DATA FOR ANALYSIS:

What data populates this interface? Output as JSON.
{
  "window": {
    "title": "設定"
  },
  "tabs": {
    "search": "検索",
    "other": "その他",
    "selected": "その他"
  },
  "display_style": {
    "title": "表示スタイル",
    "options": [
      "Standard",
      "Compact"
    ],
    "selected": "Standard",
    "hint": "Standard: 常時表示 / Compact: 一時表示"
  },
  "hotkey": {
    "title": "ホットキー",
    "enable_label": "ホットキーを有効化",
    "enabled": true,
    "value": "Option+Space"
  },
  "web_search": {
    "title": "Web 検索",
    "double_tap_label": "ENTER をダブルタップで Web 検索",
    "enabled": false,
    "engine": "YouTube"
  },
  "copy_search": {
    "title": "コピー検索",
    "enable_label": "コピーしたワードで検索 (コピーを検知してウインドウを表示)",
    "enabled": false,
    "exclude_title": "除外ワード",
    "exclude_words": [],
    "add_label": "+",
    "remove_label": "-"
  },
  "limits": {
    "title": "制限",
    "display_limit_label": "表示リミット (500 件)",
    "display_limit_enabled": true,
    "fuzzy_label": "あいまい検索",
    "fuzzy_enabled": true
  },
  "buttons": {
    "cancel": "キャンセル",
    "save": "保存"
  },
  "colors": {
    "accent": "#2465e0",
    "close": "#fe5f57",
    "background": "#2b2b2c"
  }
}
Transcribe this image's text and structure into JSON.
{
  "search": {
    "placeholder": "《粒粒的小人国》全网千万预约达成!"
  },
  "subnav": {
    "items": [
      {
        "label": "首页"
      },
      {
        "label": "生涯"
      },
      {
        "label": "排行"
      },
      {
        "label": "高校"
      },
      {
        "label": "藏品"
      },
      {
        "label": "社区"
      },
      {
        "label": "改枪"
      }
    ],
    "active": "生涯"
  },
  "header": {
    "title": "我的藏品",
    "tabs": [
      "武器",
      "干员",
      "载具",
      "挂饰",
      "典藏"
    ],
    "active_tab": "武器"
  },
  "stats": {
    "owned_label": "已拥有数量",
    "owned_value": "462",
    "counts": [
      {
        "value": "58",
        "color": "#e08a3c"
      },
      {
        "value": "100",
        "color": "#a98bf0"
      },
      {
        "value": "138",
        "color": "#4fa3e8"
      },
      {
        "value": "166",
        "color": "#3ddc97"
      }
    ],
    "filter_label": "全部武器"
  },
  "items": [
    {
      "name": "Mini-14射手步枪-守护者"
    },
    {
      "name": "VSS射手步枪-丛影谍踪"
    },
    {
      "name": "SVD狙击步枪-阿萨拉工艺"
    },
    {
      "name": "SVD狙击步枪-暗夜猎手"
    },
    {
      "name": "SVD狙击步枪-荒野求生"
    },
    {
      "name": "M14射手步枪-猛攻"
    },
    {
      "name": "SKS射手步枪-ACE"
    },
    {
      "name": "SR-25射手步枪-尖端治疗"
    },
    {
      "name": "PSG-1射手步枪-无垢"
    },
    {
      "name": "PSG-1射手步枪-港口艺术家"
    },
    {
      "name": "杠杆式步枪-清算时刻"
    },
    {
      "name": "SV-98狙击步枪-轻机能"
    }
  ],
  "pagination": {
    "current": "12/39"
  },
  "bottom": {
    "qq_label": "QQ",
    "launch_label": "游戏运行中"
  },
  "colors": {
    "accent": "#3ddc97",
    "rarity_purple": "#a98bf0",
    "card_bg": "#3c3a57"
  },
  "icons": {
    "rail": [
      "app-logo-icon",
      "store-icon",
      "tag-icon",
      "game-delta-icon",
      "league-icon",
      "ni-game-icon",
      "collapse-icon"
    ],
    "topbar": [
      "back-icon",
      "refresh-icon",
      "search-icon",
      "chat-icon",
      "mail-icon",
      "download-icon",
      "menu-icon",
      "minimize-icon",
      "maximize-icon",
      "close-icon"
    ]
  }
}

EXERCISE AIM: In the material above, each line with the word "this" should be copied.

YOUR RESPONSE:
What data populates this interface? Output as JSON.
Transcribe this image's text and structure into JSON.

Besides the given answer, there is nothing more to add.